Hydromedusae are typically classified into 5 orders: Anthomedusae, Leptomedusae, Limnomedusae, Narcomedusae and Trachymedusae. Anthomedusae and Leptomedusae are characterized by a sessile (attached) phase of the life cycle known as a polyp, or hydroid. The hydroid phase produces the medusae, although many species in these two orders do not produce free-swimming medusae. Anthomedusae tend to have a bell that is taller thanwide, with gonads located on the stomach. All lack statocysts, which are sensory structures used for balance and orientation. Polyp feeding ends (where the tentacles are located) are not protected by a chitinized cup (the theca), hence the alternative name Athecata for this order. Leptomedusae typically have a more flattened bell, with gonads attached to the radial canals. Most possess statocysts in the bell margin, and some have light sensitive pigment spots known as ocelli. Feeding ends of polyps are enclosed in a theca, so you may encounter the name Thecata for the group. The medusae of a majority of species within these groups inhabit nearshore waters near the surface.
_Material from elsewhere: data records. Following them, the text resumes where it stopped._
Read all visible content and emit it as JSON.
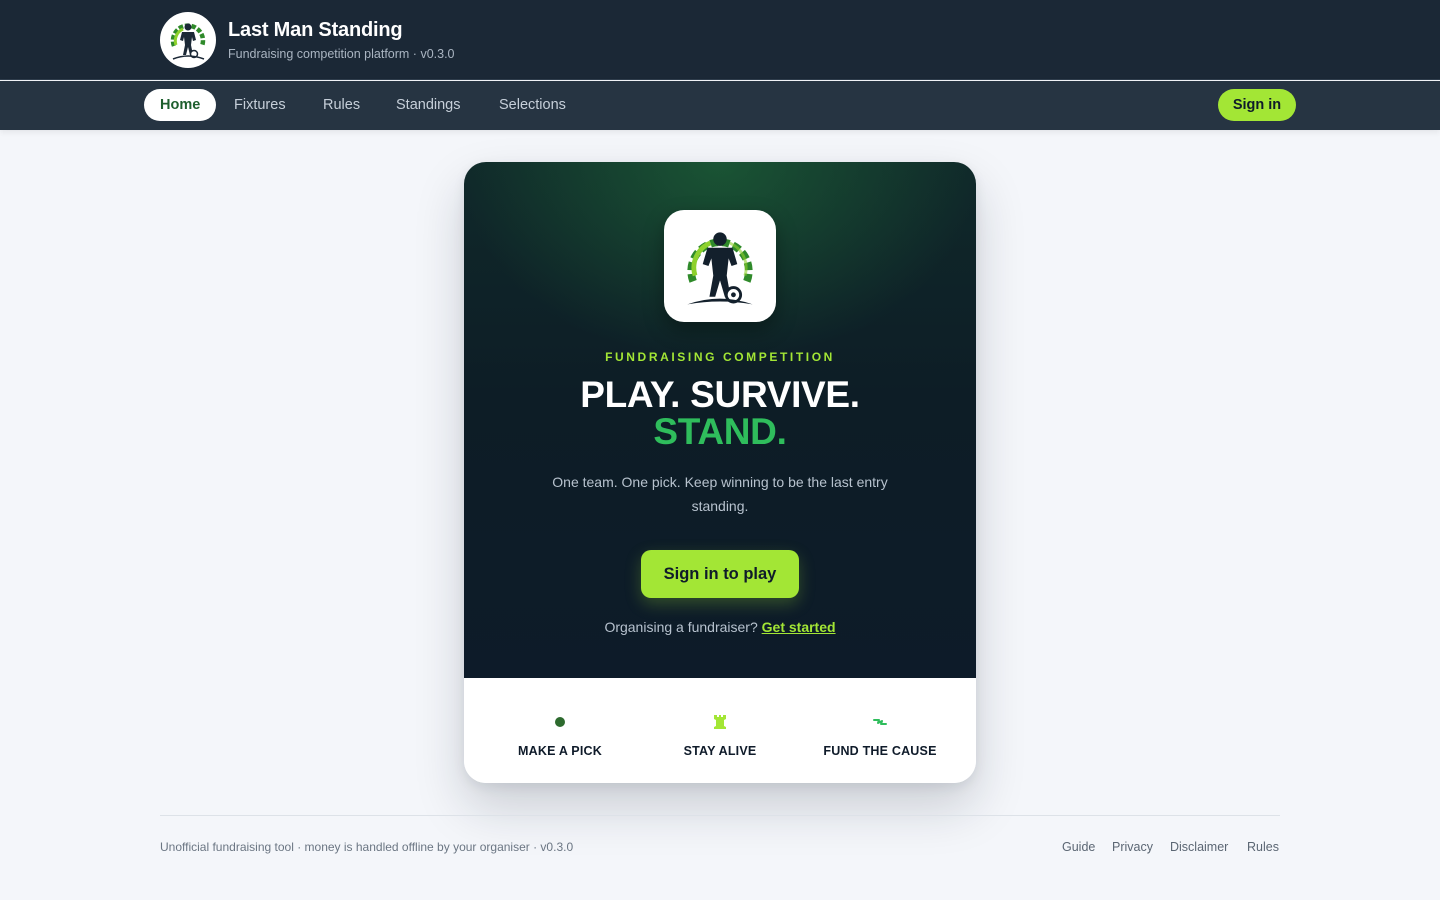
{
  "header": {
    "title": "Last Man Standing",
    "subtitle": "Fundraising competition platform · v0.3.0",
    "logo_icon": "footballer-logo-icon"
  },
  "nav": {
    "items": [
      {
        "label": "Home",
        "active": true
      },
      {
        "label": "Fixtures",
        "active": false
      },
      {
        "label": "Rules",
        "active": false
      },
      {
        "label": "Standings",
        "active": false
      },
      {
        "label": "Selections",
        "active": false
      }
    ],
    "signin_label": "Sign in"
  },
  "hero": {
    "eyebrow": "FUNDRAISING COMPETITION",
    "headline_line1": "PLAY. SURVIVE.",
    "headline_line2": "STAND.",
    "tagline": "One team. One pick. Keep winning to be the last entry standing.",
    "cta_label": "Sign in to play",
    "organiser_prompt": "Organising a fundraiser?",
    "organiser_link": "Get started"
  },
  "features": [
    {
      "label": "MAKE A PICK",
      "icon": "dot-icon"
    },
    {
      "label": "STAY ALIVE",
      "icon": "rook-icon"
    },
    {
      "label": "FUND THE CAUSE",
      "icon": "lightning-icon"
    }
  ],
  "footer": {
    "text": "Unofficial fundraising tool · money is handled offline by your organiser · v0.3.0",
    "links": [
      "Guide",
      "Privacy",
      "Disclaimer",
      "Rules"
    ]
  },
  "colors": {
    "header_bg": "#1b2836",
    "nav_bg": "#263442",
    "accent_lime": "#a3e635",
    "accent_green": "#2fbd5c",
    "hero_bg": "#0d1b29"
  }
}
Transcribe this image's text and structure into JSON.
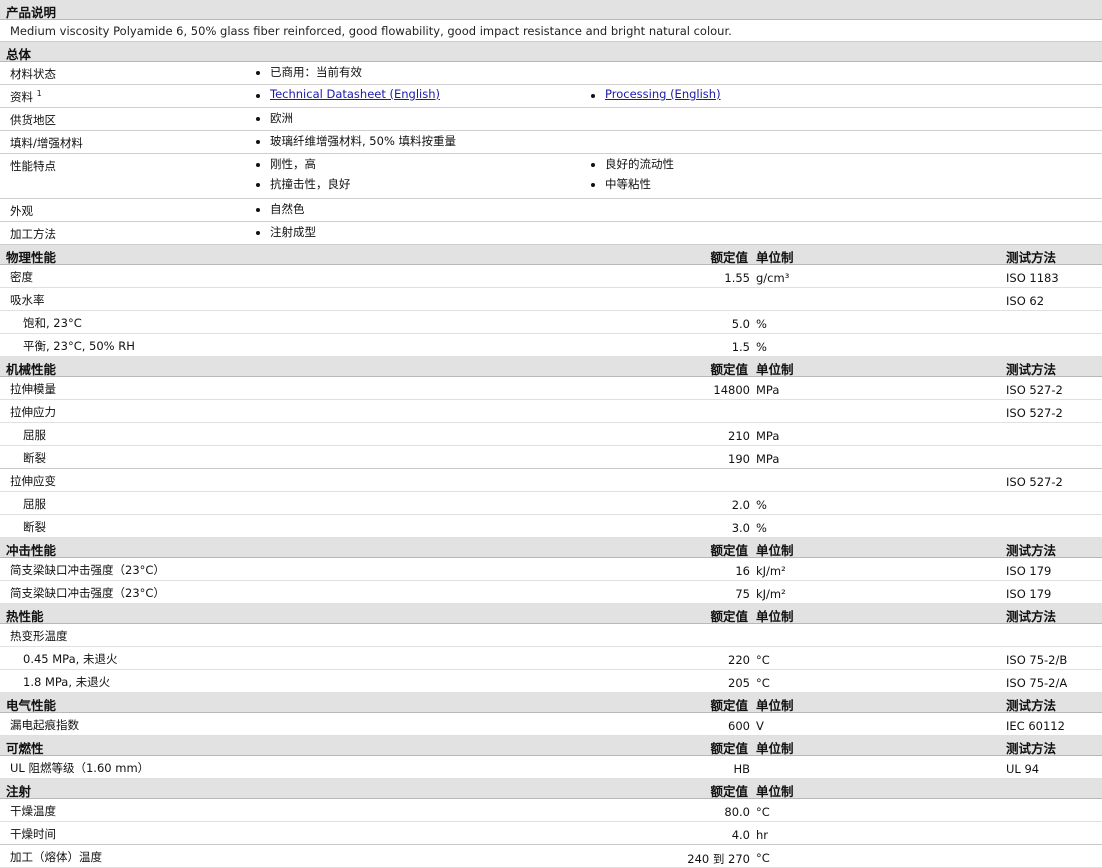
{
  "description": {
    "title": "产品说明",
    "text": "Medium viscosity Polyamide 6, 50% glass fiber reinforced, good flowability, good impact resistance and bright natural colour."
  },
  "general": {
    "title": "总体",
    "rows": [
      {
        "label": "材料状态",
        "items": [
          "已商用：当前有效"
        ]
      },
      {
        "label": "资料",
        "sup": "1",
        "items": [
          "Technical Datasheet (English)",
          "Processing (English)"
        ],
        "links": true
      },
      {
        "label": "供货地区",
        "items": [
          "欧洲"
        ]
      },
      {
        "label": "填料/增强材料",
        "items": [
          "玻璃纤维增强材料, 50% 填料按重量"
        ]
      },
      {
        "label": "性能特点",
        "items": [
          "刚性，高",
          "良好的流动性",
          "抗撞击性，良好",
          "中等粘性"
        ]
      },
      {
        "label": "外观",
        "items": [
          "自然色"
        ]
      },
      {
        "label": "加工方法",
        "items": [
          "注射成型"
        ]
      }
    ]
  },
  "headers": {
    "nominal": "额定值",
    "unit": "单位制",
    "test": "测试方法"
  },
  "sections": [
    {
      "title": "物理性能",
      "header": true,
      "rows": [
        {
          "label": "密度",
          "value": "1.55",
          "unit": "g/cm³",
          "method": "ISO 1183"
        },
        {
          "label": "吸水率",
          "method": "ISO 62"
        },
        {
          "label": "饱和, 23°C",
          "sub": true,
          "value": "5.0",
          "unit": "%"
        },
        {
          "label": "平衡, 23°C, 50% RH",
          "sub": true,
          "value": "1.5",
          "unit": "%"
        }
      ]
    },
    {
      "title": "机械性能",
      "header": true,
      "rows": [
        {
          "label": "拉伸模量",
          "value": "14800",
          "unit": "MPa",
          "method": "ISO 527-2"
        },
        {
          "label": "拉伸应力",
          "method": "ISO 527-2"
        },
        {
          "label": "屈服",
          "sub": true,
          "value": "210",
          "unit": "MPa"
        },
        {
          "label": "断裂",
          "sub": true,
          "value": "190",
          "unit": "MPa"
        },
        {
          "label": "拉伸应变",
          "method": "ISO 527-2"
        },
        {
          "label": "屈服",
          "sub": true,
          "value": "2.0",
          "unit": "%"
        },
        {
          "label": "断裂",
          "sub": true,
          "value": "3.0",
          "unit": "%"
        }
      ]
    },
    {
      "title": "冲击性能",
      "header": true,
      "rows": [
        {
          "label": "简支梁缺口冲击强度（23°C）",
          "value": "16",
          "unit": "kJ/m²",
          "method": "ISO 179"
        },
        {
          "label": "简支梁缺口冲击强度（23°C）",
          "value": "75",
          "unit": "kJ/m²",
          "method": "ISO 179"
        }
      ]
    },
    {
      "title": "热性能",
      "header": true,
      "rows": [
        {
          "label": "热变形温度"
        },
        {
          "label": "0.45 MPa, 未退火",
          "sub": true,
          "value": "220",
          "unit": "°C",
          "method": "ISO 75-2/B"
        },
        {
          "label": "1.8 MPa, 未退火",
          "sub": true,
          "value": "205",
          "unit": "°C",
          "method": "ISO 75-2/A"
        }
      ]
    },
    {
      "title": "电气性能",
      "header": true,
      "rows": [
        {
          "label": "漏电起痕指数",
          "value": "600",
          "unit": "V",
          "method": "IEC 60112"
        }
      ]
    },
    {
      "title": "可燃性",
      "header": true,
      "rows": [
        {
          "label": "UL 阻燃等级（1.60 mm）",
          "value": "HB",
          "method": "UL 94"
        }
      ]
    },
    {
      "title": "注射",
      "header": true,
      "noTest": true,
      "rows": [
        {
          "label": "干燥温度",
          "value": "80.0",
          "unit": "°C"
        },
        {
          "label": "干燥时间",
          "value": "4.0",
          "unit": "hr"
        },
        {
          "label": "加工（熔体）温度",
          "value": "240 到 270",
          "unit": "°C"
        }
      ]
    }
  ]
}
The Limnomedusae is a relatively small group of generally inconspicuous jellies, some of which live in freshwater habitats. Gonads may be attached to the stomach or on the radial canals. Polyps, which may be solitary rather than colonial, are tiny and can produce additional polyps by asexual budding. Medusae are produced by a budding process, with the polyps remaining to create more medusae.
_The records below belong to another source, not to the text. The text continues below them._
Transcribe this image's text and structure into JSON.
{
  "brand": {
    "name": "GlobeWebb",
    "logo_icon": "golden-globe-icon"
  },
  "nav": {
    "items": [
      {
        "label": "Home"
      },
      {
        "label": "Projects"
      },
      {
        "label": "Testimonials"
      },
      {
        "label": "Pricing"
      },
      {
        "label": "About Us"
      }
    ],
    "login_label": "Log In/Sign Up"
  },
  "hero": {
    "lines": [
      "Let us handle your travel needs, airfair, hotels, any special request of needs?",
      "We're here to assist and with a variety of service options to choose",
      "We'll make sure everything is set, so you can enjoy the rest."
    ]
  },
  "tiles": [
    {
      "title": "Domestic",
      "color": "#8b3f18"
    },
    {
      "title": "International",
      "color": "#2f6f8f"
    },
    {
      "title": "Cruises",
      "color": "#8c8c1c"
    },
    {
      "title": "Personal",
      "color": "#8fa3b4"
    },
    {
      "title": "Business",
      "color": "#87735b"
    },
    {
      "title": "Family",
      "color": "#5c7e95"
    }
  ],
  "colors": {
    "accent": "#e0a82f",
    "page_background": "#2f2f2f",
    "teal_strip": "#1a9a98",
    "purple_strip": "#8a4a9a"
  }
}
Narcomedusae and Trachymedusae lack an attached polyp phase, and are thus considered to have a holoplanktonic life cycle. Fertilized eggs typically form planktonic larvae that develop directly into the medusa. Among the Trachymedusae this larvae is known as an actinula, which is free-swimming and resembles a polyp without a stalk. Trachymedusae typically possess a bell taller than wide and have gonads attached to the radial canals. Statocysts are typically located on the bell margin. Tentacles tend to be long but very fragile, and are frequently broken off following collection. Narcomedusae can be distinguished by their relatively thick solid tentacles that originate well above the bell margin and may be held above the bell. The bell generally is formed by a stiff central mesoglea with scalloped edges. They also produce an actinula larva, but in most species each actinula buds a number of others before transforming into the adult body form. Most members of these two orders are found in oceanic or deep-water habitats, although some may venture into nearshore surface waters. The number of species is relatively few compared to the number of Anthomedusae and Leptomedusae.
The species listed in the right side-bar menu are among the more common hydromedusae of Central California waters and elsewhere along the West Coast. They by no means include all the species you may encounter.
More about Hydromedusae from Claudia Mills